- 30-year repayment terms, with no early repayment penalty.
- Collateral may need to be provided for loans of $25,000 or more
After receiving an SBA Disaster Loan, business owners should keep thorough records on how the funds were used. If the SBA rules a company misused the loan funds, the penalty can be severe, with immediate repayment of 150% of the entire SBA Disaster Loan on the table.
How to Apply for an SBA Disaster Loan
U.S. business owners suffering from an economic or physical disaster-related event can apply for an SBA Disaster Loan online at the SBA disaster loan assistance web site. Before you fill out the form, check to see if your physical business address is located in a declared disaster zone (do so here).
Expect the SBA to conduct a credit check (although that process may be bypassed with an EIDL loan) in its loan vetting process. Also expect the SBA to ask for personal and business financial records before granting any disaster loan to your company.
Here’s a list of items the SBA will likely ask you to include when filling out a disaster loan application:
- Personal and contact information
- Employment and salary information
- Address and insurance information for damaged property
- Current assets, including cash, retirement savings and vehicles
- Current debts, including mortgages, credit card debt or installment loans
- Other income, including child support, alimony and tuition
- Information about delinquencies, judgments, lawsuits or criminal
- Business address
- Employer Identification number
- Organization type (corporation, partnership, etc.)
- Business insurance information (if your policy covers the disaster)
- Personal and contact information of business owners
- Personal financial statements
- Schedule of liabilities and debts
- Most recent business tax returns
Fill out the form thoroughly, sign and date it, and make sure you check the box giving the U.S. Internal Revenue Service permission to share your tax returns with the SBA.
If you have any questions or need more direction, the SBA offers some direct help to business owners.
Contact the SBA Disaster Assistance Customer Service Center at:
SBA Disaster Loans usually require adherence to formal application deadlines.
In most cases, borrowers have 60 days after the disaster declaration date to apply for a loan based on physical damages and have nine months to file for economic injury-based SBA loans. Once the loan application is filed, expect to hear from the SBA within 15-to-30 days.
Repaying Your SBA Disaster Loan
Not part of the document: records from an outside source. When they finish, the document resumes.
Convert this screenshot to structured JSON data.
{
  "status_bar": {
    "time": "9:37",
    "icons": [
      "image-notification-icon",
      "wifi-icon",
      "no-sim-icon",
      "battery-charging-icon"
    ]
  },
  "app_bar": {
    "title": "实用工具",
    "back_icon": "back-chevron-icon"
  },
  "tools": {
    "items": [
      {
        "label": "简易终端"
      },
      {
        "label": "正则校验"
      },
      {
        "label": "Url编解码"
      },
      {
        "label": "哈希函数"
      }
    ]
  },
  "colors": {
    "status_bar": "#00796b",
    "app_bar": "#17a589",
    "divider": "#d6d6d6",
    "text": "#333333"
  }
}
Business owners can repay their SBA Disaster Loans in the following ways:
- Online: Visit Pay.gov to make a payment.
- Phone: Call the SBA Customer Service Center for free at 1-800-659-2955.
- Mail: Send a check or money order made out to the U.S. Small Business Administration. Include the SBA loan number and any applicable payment coupons. Mail your payment to: SBA P.O. Box 3918 Portland, OR 97208-3918
One word of caution – don’t expect the SBA to forgive a disaster loan in the event of the business closing down or other calamity. The loans must be repaid within the 30-year loan repayment period, with interest. There is no SBA Disaster Loan Forgiveness Program.
The Takeaway on SBA Disaster Loans.
Whether a business is hard hit by a hurricane or is experiencing severe ongoing financial problems due to the ongoing COVID pandemic, an SBA Disaster Loan can buy a company time to cover operating expenses until the crisis abates and the business stabilizes.
These loans are easier to get than a business owner may think, and are well worth researching before a disaster strikes.
Ignore the availability of SBA Disaster Loans at your company’s peril. After all, when disaster strikes, your small business – and your livelihood – may be depending on it.